If you had the option to get one of two effective coronavirus vaccines, one that costs $10 or one that costs $20, which one would you choose? Now that AstraZeneca (NASDAQ:AZN) is reporting that its candidate AZD1222 may be 90% effective at preventing coronavirus infections, people all over the world could soon face that choice. If approved vaccines are of equal quality, then choosing the cheaper option is easy. However, based on recent interim trial data, the decision could be more complicated once we consider safety and efficacy data.

Compared to the candidate produced by Moderna, AZD1222 could be around 5% less effective on the basis of the clinical trial data disclosed so far. But, AstraZeneca has agreed to keep prices per dose to be in the range of a few dollars, unlike Moderna or Pfizer. Will this low-cost strategy lead it to capture a large market share, or should potential investors shy away?

A doctor vaccinates a young boy.

Image source: Getty Images.

AstraZeneca is already winning the price war

Final figures on vaccine pricing are still in the works. But management from all three potential vaccine victors have dropped clues on their target price ranges. Moderna's vaccine will be the most expensive, at $32 to $37 per dose, and it requires two doses to be effective, which would put its final price at around $65. Pfizer and its collaborator, BioNTech, are aiming at just shy of $20 per dose, and they also require two doses. In contrast, AstraZeneca plans to only charge several bucks per dose, so a full course of treatment could cost less than $10.

Given that AZD1222's efficacy was found to be slightly less impressive than its competitors, this price comparison is not entirely apples to apples. It's true that there might be some segment of the population that would be willing to spend top dollar on the most protective vaccine, even if the difference in efficacy is a mere 5%. On the whole, however, it's hard to believe that healthcare systems deciding which vaccine to purchase would spend much time worrying about relatively minor variations in effectiveness. AstraZeneca's commitment to keeping prices low will ensure that cash-poor hospitals in every corner of the world will be scrambling to procure its vaccine. 

AZD1222 is easy to distribute and store, but will it generate a profit anytime soon?

There's one other factor that makes AZD1222 likely to outsell the competition.
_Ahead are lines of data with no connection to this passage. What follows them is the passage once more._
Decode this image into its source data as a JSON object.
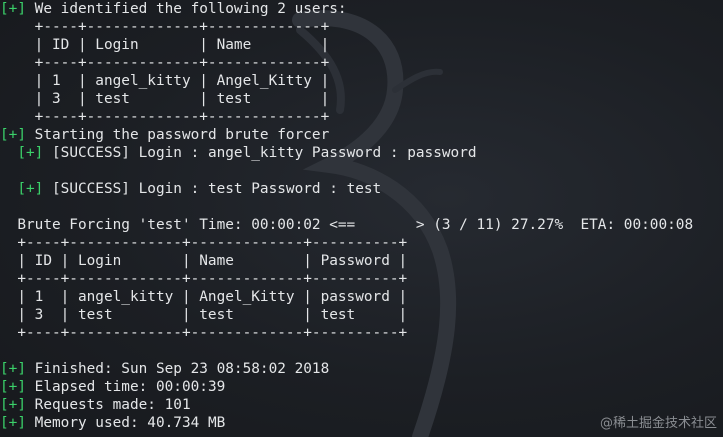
{
  "tag": "[+]",
  "intro": {
    "text": " We identified the following 2 users:",
    "table": [
      "    +----+-------------+-------------+",
      "    | ID | Login       | Name        |",
      "    +----+-------------+-------------+",
      "    | 1  | angel_kitty | Angel_Kitty |",
      "    | 3  | test        | test        |",
      "    +----+-------------+-------------+"
    ]
  },
  "brute": {
    "start": " Starting the password brute forcer",
    "success1": " [SUCCESS] Login : angel_kitty Password : password",
    "success2": " [SUCCESS] Login : test Password : test",
    "progress": "  Brute Forcing 'test' Time: 00:00:02 <==       > (3 / 11) 27.27%  ETA: 00:00:08"
  },
  "results_table": [
    "  +----+-------------+-------------+----------+",
    "  | ID | Login       | Name        | Password |",
    "  +----+-------------+-------------+----------+",
    "  | 1  | angel_kitty | Angel_Kitty | password |",
    "  | 3  | test        | test        | test     |",
    "  +----+-------------+-------------+----------+"
  ],
  "summary": {
    "finished": " Finished: Sun Sep 23 08:58:02 2018",
    "elapsed": " Elapsed time: 00:00:39",
    "requests": " Requests made: 101",
    "memory": " Memory used: 40.734 MB"
  },
  "watermark": "@稀土掘金技术社区",
  "colors": {
    "prompt": "#3bd16a",
    "text": "#e4e6e8",
    "background": "#1b1e23"
  }
}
Unlike Pfizer and Moderna's vaccines, AstraZeneca's can be safely stored in a standard refrigerator. It doesn't need ultra-cold freezers or specialized shipping devices to remain stable. Healthcare systems without ultra-cold infrastructure won't need to purchase anything new or change their operating protocols to deploy the vaccine. This is a major advantage over the other candidates.

The only question remaining is whether a vaccine could generate new profits for the company. Unfortunately for investors, management has explicitly stated that they do not plan to profit from vaccine sales during the pandemic. In this case "during the pandemic" means until at least July 1 of 2021, per the company's fine print. There's a very high chance that the coronavirus will still be around at that point, so it's probable that vaccine sales will continue to be high, especially if the immunity acquired from the vaccine is short-lived.

Wait, then invest

Assuming that the vaccine is currently priced at its manufacturing costs for ethical reasons, AstraZeneca could theoretically increase its price per dose by a couple of dollars, and it would still be the cheapest on the market by a large amount. If AstraZeneca did decide to do this, investors should expect the price hike shortly after July of the coming year. There's little reason to believe that it would harm sales volume, which by then could be in the hundreds of millions of doses per quarter. Likewise, once the candidate is widely distributed, more will be known about its side effects and other characteristics, so the risks and unknowns will fall.

This means that the soonest investors could see a beneficial impact to the company's earnings is in the third quarter of 2021, which will be reported in early November of next year. Buying stock shortly beforehand is the best way to get exposure to AstraZeneca's vaccine profits. Buying it now could also be prudent, as the market's reaction to the vaccine announcement has put the stock at a slight discount. But, keep in mind that a lot could change between now and then.

If the clinical data continue to show that AZD1222 is highly effective, it's sure to be a market leader. But at the moment, no single manufacturer has been given the green light from regulatory authorities to proceed with sales, so sales timelines and market dominance could easily shift.

This article represents the opinion of the writer, who may disagree with the “official” recommendation position of a Motley Fool premium advisory service. We’re motley! Questioning an investing thesis -- even one of our own -- helps us all think critically about investing and make decisions that help us become smarter, happier, and richer.